kind ? Lo, how the Lily sleeps ! her sleep is
light; Would I were like the Lily, pale and
Wind delay? Why comes he not at breaking of the day?
The Beech Hush, child, and, like the Lily, go to sleep.
The Rose You know I cannot.
Nay, then, do not weep.
(After a pause) Your lover comes, be happy now,
O Rose ! He softly through my bending branches
goes. Soon he shall come, and you shall feel his
The Rose 'Tis you, Love, who seem changed ; your
laugh is loud, And 'neath your stormy kiss my head is
bow'd. O Love, O Wind, a space will you not spare ?
The Wind Not while your petals are so soft and fair.
The Rose My buds are blind with leaves, they cannot
see, O Love, O Wind, will you not pity me?
The Beech O Wind, a word with you before you pass ; What did you to the Rose that on the grass Broken she lies and pale, who lov'd you so ?
The Wind Roses must live and love, and winds must

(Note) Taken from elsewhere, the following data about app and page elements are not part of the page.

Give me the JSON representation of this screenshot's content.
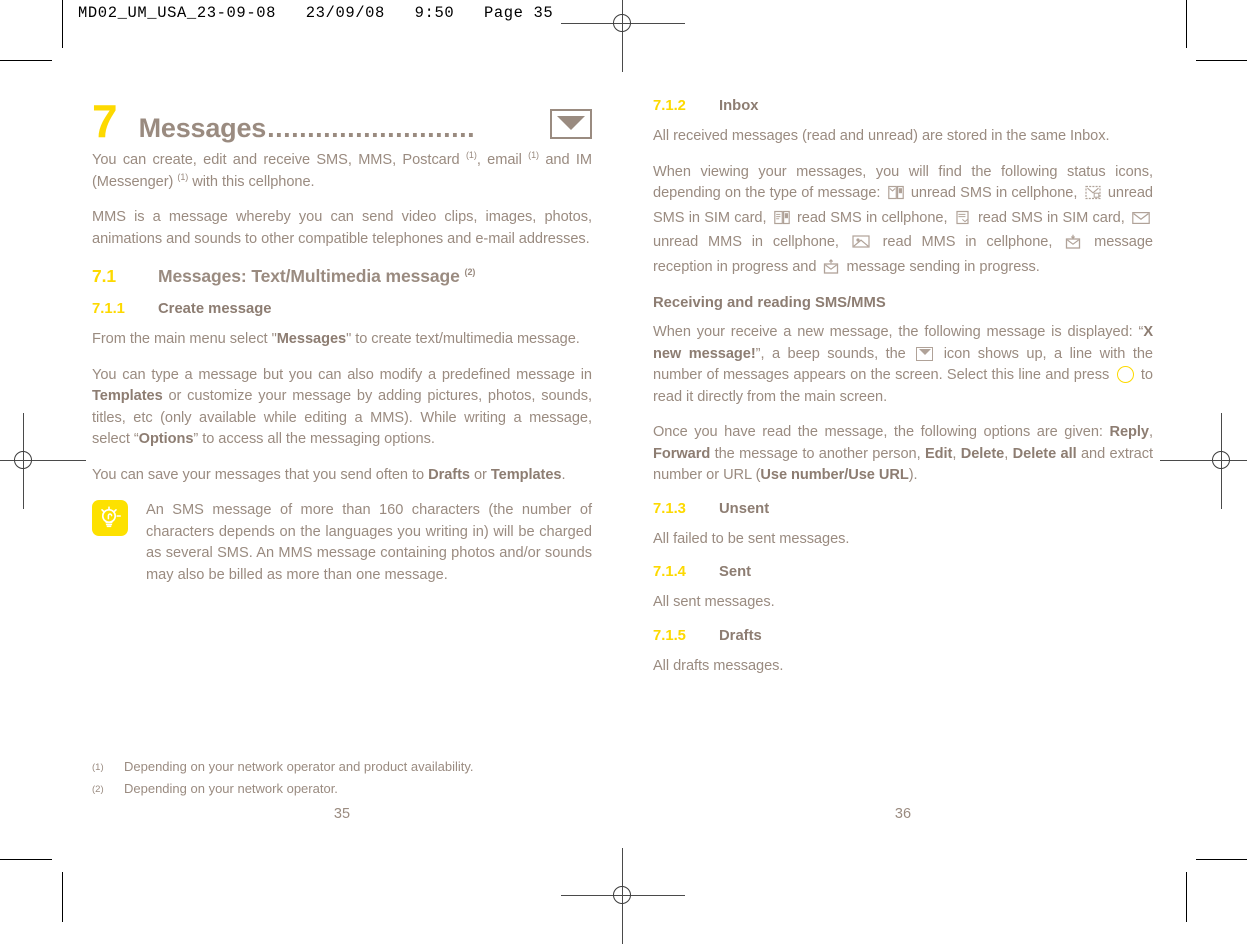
{
  "print_slug": "MD02_UM_USA_23-09-08   23/09/08   9:50   Page 35",
  "chapter": {
    "number": "7",
    "title": "Messages",
    "dots": "..........................",
    "icon": "envelope-icon"
  },
  "left_page": {
    "intro_1_a": "You can create, edit and receive SMS, MMS, Postcard ",
    "intro_1_fn1": "(1)",
    "intro_1_b": ", email ",
    "intro_1_fn2": "(1)",
    "intro_1_c": " and IM (Messenger) ",
    "intro_1_fn3": "(1)",
    "intro_1_d": " with this cellphone.",
    "intro_2": "MMS is a message whereby you can send video clips, images, photos, animations and sounds to other compatible telephones and e-mail addresses.",
    "section_7_1": {
      "number": "7.1",
      "label": "Messages: Text/Multimedia message ",
      "footnote": "(2)"
    },
    "section_7_1_1": {
      "number": "7.1.1",
      "label": "Create message"
    },
    "para_from_a": "From the main menu select \"",
    "para_from_b": "Messages",
    "para_from_c": "\" to create text/multimedia message.",
    "para_type_a": "You can type a message but you can also modify a predefined message in ",
    "para_type_b": "Templates",
    "para_type_c": " or customize your message by adding pictures, photos, sounds, titles, etc (only available while editing a MMS). While writing a message, select “",
    "para_type_d": "Options",
    "para_type_e": "” to access all the messaging options.",
    "para_save_a": "You can save your messages that you send often to ",
    "para_save_b": "Drafts",
    "para_save_c": " or ",
    "para_save_d": "Templates",
    "para_save_e": ".",
    "note": {
      "icon": "lightbulb-icon",
      "text": "An SMS message of more than 160 characters (the number of characters depends on the languages you writing in) will be charged as several SMS. An MMS message containing photos and/or sounds may also be billed as more than one message."
    }
  },
  "right_page": {
    "section_7_1_2": {
      "number": "7.1.2",
      "label": "Inbox"
    },
    "para_inbox": "All received messages (read and unread) are stored in the same Inbox.",
    "para_status_intro": "When viewing your messages, you will find the following status icons, depending on the type of message:",
    "status_icons": [
      {
        "icon": "unread-sms-cellphone-icon",
        "label": "unread SMS in cellphone,"
      },
      {
        "icon": "unread-sms-sim-icon",
        "label": "unread SMS in SIM card,"
      },
      {
        "icon": "read-sms-cellphone-icon",
        "label": "read SMS in cellphone,"
      },
      {
        "icon": "read-sms-sim-icon",
        "label": "read SMS in SIM card,"
      },
      {
        "icon": "unread-mms-cellphone-icon",
        "label": "unread MMS in cellphone,"
      },
      {
        "icon": "read-mms-cellphone-icon",
        "label": "read MMS in cellphone,"
      },
      {
        "icon": "message-reception-icon",
        "label": "message reception in progress and"
      },
      {
        "icon": "message-sending-icon",
        "label": "message sending in progress."
      }
    ],
    "heading_receiving": "Receiving and reading SMS/MMS",
    "para_receive_a": "When your receive a new message, the following message is displayed: “",
    "para_receive_b": "X new message!",
    "para_receive_c": "”, a beep sounds, the ",
    "para_receive_icon": "envelope-closed-icon",
    "para_receive_d": " icon shows up, a line with the number of messages appears on the screen. Select this line and press ",
    "para_receive_key_icon": "ok-key-circle-icon",
    "para_receive_e": " to read it directly from the main screen.",
    "para_options_a": "Once you have read the message, the following options are given: ",
    "para_options_reply": "Reply",
    "para_options_b": ", ",
    "para_options_forward": "Forward",
    "para_options_c": " the message to another person, ",
    "para_options_edit": "Edit",
    "para_options_d": ", ",
    "para_options_delete": "Delete",
    "para_options_e": ", ",
    "para_options_delete_all": "Delete all",
    "para_options_f": " and extract number or URL (",
    "para_options_use": "Use number/Use URL",
    "para_options_g": ").",
    "section_7_1_3": {
      "number": "7.1.3",
      "label": "Unsent"
    },
    "para_unsent": "All failed to be sent messages.",
    "section_7_1_4": {
      "number": "7.1.4",
      "label": "Sent"
    },
    "para_sent": "All sent messages.",
    "section_7_1_5": {
      "number": "7.1.5",
      "label": "Drafts"
    },
    "para_drafts": "All drafts messages."
  },
  "footnotes": [
    {
      "mark": "(1)",
      "text": "Depending on your network operator and product availability."
    },
    {
      "mark": "(2)",
      "text": "Depending on your network operator."
    }
  ],
  "page_numbers": {
    "left": "35",
    "right": "36"
  },
  "colors": {
    "accent_yellow": "#fdd900",
    "body_taupe": "#9a8b80",
    "heading_taupe": "#8d7d72"
  }
}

HOW MY SONG OF HER BEGAN Do they know of the change that awaits
them, God made my lady lovely to behold, The sepulchre vast and strange ? Above the painter's dream he set her face, Do they long for the days to go over, And wrought her body in divinest grace ; And bring that miraculous change ? He touch'd the brown hair with a sense of gold ;
Or love they their night with no moonlight, And in the perfect form He did enfold With no starlight, no dawn to its gloom ? What was alone as perfect, the sweet heart ; Do they sigh : “ 'Neath the snow, or the Knowledge most rare to her He did impart ;

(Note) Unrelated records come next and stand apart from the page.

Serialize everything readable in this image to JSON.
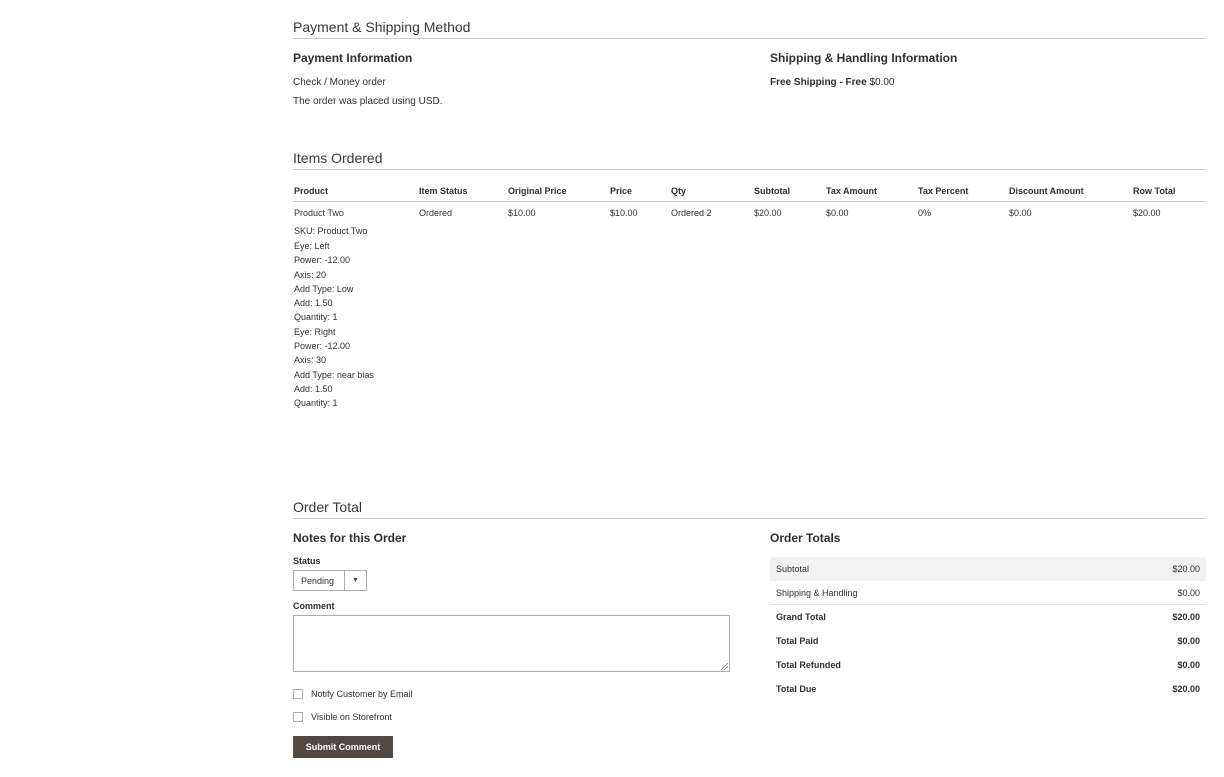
{
  "payment_shipping": {
    "section_title": "Payment & Shipping Method",
    "payment_title": "Payment Information",
    "payment_method": "Check / Money order",
    "currency_note": "The order was placed using USD.",
    "shipping_title": "Shipping & Handling Information",
    "shipping_method": "Free Shipping - Free",
    "shipping_price": "$0.00"
  },
  "items": {
    "section_title": "Items Ordered",
    "columns": [
      "Product",
      "Item Status",
      "Original Price",
      "Price",
      "Qty",
      "Subtotal",
      "Tax Amount",
      "Tax Percent",
      "Discount Amount",
      "Row Total"
    ],
    "rows": [
      {
        "product": "Product Two",
        "sku": "SKU: Product Two",
        "options": [
          "Eye: Left",
          "Power: -12.00",
          "Axis: 20",
          "Add Type: Low",
          "Add: 1.50",
          "Quantity: 1",
          "Eye: Right",
          "Power: -12.00",
          "Axis: 30",
          "Add Type: near bias",
          "Add: 1.50",
          "Quantity: 1"
        ],
        "status": "Ordered",
        "original_price": "$10.00",
        "price": "$10.00",
        "qty": "Ordered 2",
        "subtotal": "$20.00",
        "tax_amount": "$0.00",
        "tax_percent": "0%",
        "discount": "$0.00",
        "row_total": "$20.00"
      }
    ]
  },
  "order_total": {
    "section_title": "Order Total",
    "notes_title": "Notes for this Order",
    "status_label": "Status",
    "status_value": "Pending",
    "comment_label": "Comment",
    "comment_value": "",
    "notify_label": "Notify Customer by Email",
    "visible_label": "Visible on Storefront",
    "submit_label": "Submit Comment",
    "totals_title": "Order Totals",
    "totals": [
      {
        "label": "Subtotal",
        "value": "$20.00"
      },
      {
        "label": "Shipping & Handling",
        "value": "$0.00"
      },
      {
        "label": "Grand Total",
        "value": "$20.00"
      },
      {
        "label": "Total Paid",
        "value": "$0.00"
      },
      {
        "label": "Total Refunded",
        "value": "$0.00"
      },
      {
        "label": "Total Due",
        "value": "$20.00"
      }
    ]
  },
  "colors": {
    "button_bg": "#514943",
    "title_color": "#41362f",
    "shaded_row": "#f1f1f1"
  },
  "icons": {
    "select_arrow": "triangle-down-icon",
    "resize": "resize-handle-icon"
  }
}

bloom And fill'd with love and worship all her Of the wild things that wave from our days.
night, And then God thought Him how it would We are warm, through winter and summer ; be well
We hear the winds rave, and we say : To give her music; and to Love He said, • The storm-wind blows over our heads, “ Bring thou some minstrel now that he But we here are out of its way'”? How fair and sweet a thing My hands have Do they mumble low, one to another, made."
With a sense that the waters that thunder Then at Love's call I came, bow'd down Shall ingather them all, draw them under: my head,
“Ah, how long to our moving, my brother ? And at His will my lyre grew audible. How long shall we quietly rest here,
In graves of darkness and ease ?
The waves, even now, may be on us, THE OLD CHURCHYARD OF To draw us down under the seas !" BONCHURCH
Do they think 't will be cold when the waters The churchyard leans to the sea with its That they love not, that neither can love dead,
them, It leans to the sea with its dead so long. Shall eternally thunder above them? Do they hear, I wonder, the first bird's Have they dread of the sea's shining daughsong,
Have they dread of their cold embraces, When the second month of the year And dread of all strange sea-things ? Puts heart in the earth again ?
But their dread or their joy,- it is bootless : Do they hear, through the glad April | They shall pass from the breast of their weather,
mother ; The green grasses waving above them ? They shall lie low, dead brother by brother, Do they think there are none left to love In a place that is radiant and fruitless ; them,
And the folk that sail over their heads
They shall lie there together.
GARDEN FAIRIES Do they feel the old land slipping sea- KEEN was the air, the sky was very light, ward,
Soft with shed snow my garden was, and The old land, with its hills and its graves,
white, As they gradually slide to the waves, And, walking there, I heard upon the night With the wind blowing on them from lea- Sudden sound of little voices, ward ?
Just the prettiest of noises.